Our experienced New Mexico dog bite attorneys have a thorough understanding of the following New Mexico case law and Uniform Jury Instruction. Understanding this information is very important to those injured by dog bites, and to their attorneys.

New Mexico Uniform Jury Instruction for Dog Bite Liability

New Mexico does not have a statute on dog bite liability. However, New Mexico does have a “uniform jury instruction” which states that the owner of a dog is liable for damages directly caused by the dog if the owner knew, or should have known, that the dog was vicious or had a tendency or natural inclination to be vicious. The owner of such a dog is not liable to the person injured, if the injured person either knew that the dog had vicious tendencies or had purposefully excited the dog or voluntarily and unnecessarily put himself in the dog’s way.

Smith v. Village of Ruidoso, 994 P.2d 50 (N.M. App. 1999)

This case sets forth an exception to the Uniform Jury Instruction for Dog Bite Liability UJI 13-506 in New Mexico.
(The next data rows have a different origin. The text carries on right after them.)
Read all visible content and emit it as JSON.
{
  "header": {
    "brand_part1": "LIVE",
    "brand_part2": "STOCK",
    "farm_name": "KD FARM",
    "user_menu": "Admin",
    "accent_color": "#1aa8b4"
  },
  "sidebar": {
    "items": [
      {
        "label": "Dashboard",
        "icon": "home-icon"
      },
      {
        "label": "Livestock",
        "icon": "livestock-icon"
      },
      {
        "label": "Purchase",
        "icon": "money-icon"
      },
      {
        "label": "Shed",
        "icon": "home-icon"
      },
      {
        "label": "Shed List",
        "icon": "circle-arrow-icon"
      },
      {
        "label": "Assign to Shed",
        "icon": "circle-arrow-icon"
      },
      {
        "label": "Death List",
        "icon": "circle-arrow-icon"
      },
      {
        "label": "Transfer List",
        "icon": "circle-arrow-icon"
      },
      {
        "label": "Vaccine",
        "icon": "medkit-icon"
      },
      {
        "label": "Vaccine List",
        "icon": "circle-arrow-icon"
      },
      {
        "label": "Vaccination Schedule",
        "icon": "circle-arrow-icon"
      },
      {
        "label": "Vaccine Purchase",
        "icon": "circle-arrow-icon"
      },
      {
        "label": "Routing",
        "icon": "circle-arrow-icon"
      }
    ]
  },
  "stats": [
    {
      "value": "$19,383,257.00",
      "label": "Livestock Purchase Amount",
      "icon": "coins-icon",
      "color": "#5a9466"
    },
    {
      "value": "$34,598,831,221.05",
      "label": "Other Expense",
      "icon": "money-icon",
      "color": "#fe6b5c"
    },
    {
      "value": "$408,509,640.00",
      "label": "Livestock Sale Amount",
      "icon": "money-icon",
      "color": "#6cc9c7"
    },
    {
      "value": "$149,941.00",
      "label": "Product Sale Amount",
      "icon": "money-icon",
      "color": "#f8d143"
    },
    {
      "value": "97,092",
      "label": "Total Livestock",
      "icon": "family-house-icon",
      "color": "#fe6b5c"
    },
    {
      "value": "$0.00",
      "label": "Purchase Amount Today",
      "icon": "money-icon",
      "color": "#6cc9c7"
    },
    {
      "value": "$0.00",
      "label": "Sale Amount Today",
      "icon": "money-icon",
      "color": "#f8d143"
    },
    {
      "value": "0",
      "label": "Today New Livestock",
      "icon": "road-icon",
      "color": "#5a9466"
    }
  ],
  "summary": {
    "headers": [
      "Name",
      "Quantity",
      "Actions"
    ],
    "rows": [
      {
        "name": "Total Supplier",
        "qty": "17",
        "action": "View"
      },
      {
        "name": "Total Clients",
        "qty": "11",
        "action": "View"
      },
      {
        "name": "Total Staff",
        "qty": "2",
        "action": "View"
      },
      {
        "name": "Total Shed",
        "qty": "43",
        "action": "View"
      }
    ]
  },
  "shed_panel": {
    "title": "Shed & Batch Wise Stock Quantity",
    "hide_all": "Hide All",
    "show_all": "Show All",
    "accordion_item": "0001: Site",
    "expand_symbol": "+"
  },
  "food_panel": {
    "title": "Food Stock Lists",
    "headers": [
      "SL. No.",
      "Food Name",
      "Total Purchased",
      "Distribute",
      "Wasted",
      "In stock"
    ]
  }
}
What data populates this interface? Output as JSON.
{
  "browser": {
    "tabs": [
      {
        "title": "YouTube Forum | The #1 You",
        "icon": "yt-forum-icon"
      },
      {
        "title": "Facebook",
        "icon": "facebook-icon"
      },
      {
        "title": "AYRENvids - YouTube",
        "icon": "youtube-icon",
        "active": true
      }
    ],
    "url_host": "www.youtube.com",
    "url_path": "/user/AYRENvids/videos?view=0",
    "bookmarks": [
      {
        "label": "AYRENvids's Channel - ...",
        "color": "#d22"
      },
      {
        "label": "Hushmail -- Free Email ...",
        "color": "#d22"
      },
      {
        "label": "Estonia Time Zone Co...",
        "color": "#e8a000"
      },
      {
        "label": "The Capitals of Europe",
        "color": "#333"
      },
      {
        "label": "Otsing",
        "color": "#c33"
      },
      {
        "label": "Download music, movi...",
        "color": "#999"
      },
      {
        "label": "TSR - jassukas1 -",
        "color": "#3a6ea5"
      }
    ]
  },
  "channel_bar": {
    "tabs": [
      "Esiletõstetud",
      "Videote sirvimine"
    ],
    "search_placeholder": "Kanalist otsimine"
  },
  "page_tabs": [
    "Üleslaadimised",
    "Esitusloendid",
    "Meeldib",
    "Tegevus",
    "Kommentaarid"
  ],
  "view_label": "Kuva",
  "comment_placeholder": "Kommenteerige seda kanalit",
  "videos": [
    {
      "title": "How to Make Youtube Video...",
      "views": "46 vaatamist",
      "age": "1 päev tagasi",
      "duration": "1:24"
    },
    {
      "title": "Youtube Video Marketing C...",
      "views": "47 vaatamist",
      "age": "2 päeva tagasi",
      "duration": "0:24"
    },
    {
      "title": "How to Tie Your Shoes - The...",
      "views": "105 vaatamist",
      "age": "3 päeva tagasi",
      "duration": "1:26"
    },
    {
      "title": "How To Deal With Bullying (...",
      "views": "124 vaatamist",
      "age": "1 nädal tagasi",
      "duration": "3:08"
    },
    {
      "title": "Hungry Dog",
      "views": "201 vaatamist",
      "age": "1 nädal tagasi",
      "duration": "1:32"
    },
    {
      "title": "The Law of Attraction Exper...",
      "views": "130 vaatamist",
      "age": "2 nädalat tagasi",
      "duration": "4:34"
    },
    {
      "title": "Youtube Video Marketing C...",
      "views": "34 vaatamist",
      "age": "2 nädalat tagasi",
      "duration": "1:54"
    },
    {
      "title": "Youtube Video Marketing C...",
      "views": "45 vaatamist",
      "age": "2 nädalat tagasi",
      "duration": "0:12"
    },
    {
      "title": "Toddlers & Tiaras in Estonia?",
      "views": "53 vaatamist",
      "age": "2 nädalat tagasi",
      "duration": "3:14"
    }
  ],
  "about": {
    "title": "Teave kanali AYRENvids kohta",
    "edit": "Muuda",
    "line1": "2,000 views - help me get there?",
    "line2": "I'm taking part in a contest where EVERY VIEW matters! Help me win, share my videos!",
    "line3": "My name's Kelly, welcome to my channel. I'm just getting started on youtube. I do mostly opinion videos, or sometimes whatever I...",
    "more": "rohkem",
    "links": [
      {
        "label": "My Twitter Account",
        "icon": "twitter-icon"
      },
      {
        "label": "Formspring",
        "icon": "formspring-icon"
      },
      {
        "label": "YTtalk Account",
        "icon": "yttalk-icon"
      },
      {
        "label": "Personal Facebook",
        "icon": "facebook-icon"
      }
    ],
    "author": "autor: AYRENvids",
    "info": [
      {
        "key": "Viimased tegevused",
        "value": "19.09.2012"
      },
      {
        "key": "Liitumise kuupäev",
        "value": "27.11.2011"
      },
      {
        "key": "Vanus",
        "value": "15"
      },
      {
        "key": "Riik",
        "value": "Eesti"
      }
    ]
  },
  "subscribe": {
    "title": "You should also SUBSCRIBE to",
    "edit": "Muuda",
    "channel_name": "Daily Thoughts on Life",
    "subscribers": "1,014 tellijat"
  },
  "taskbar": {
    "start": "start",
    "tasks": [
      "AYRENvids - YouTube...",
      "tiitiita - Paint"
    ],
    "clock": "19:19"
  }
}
The Court in this case found that the prior knowledge requirement is not a negligence instruction but a trigger for strict liability on the part of the dog owner. This means that if a dog owner knew of the dog’s dangerous propensities, the owner is strictly liable to the dog bite victim rather than merely negligent. Negligence occurs when a dog owner who has a general understanding of the way his dog behaves, fails to adequately confine his dog or prevent an injury. The Court found that negligence requires a separate jury instruction from strict liability.

This particular case involved a police dog that was kept at the home of the handling police officer. The dog was conditioned to get very excited and run to the police officer’s patrol car on command. The officer’s wife gave the command and the dog excitedly ran out an open door, onto a sidewalk, and attacked a young girl. The Court found that the jury should be given a separate instruction than UJI 13-506 to determine whether the officer had been negligent in his confinement of the dog.

Mallard v. Zink, 607 P.2d 632 (N.M. App. 1979)

The injured party must prove that the dog owner had knowledge of the dog’s prior vicious behavior. This case demonstrates that co-owners of a dog are considered one unit. As long as one co-owner has knowledge of past, vicious behavior, then liability can be transferred to the other co-owner who may be liable even if he or she does not know of the dog’s past vicious behavior.

Ortiz v. Johnson, 2013 WL 6145908 (N.M> App. 2013)

Though rare, there are times when someone other than the dog owner may be liable to a person injured by the dog. In this case, the court found that a landlord is only responsible for injuries caused by a tenant’s dog if he knew, or should have known, that (1) the dog was vicious, (2) failed to have the dog removed from the property, and (3) had control of the property. Once the landlord gives the tenant control of the property, the landlord is no longer liable for injuries caused by the tenant’s dog.

Please note, the material located on is for informational purposes only, is general in nature, and is not intended to and should not be relied upon as a legal opinion or legal advice regarding any specific issue or factual circumstance. Nor is this information intended to create an attorney-client relationship between you and the firm. Therefore, you should consult by phone or in person with a dog bite lawyer in the event that you want legal advice concerning a dog bite.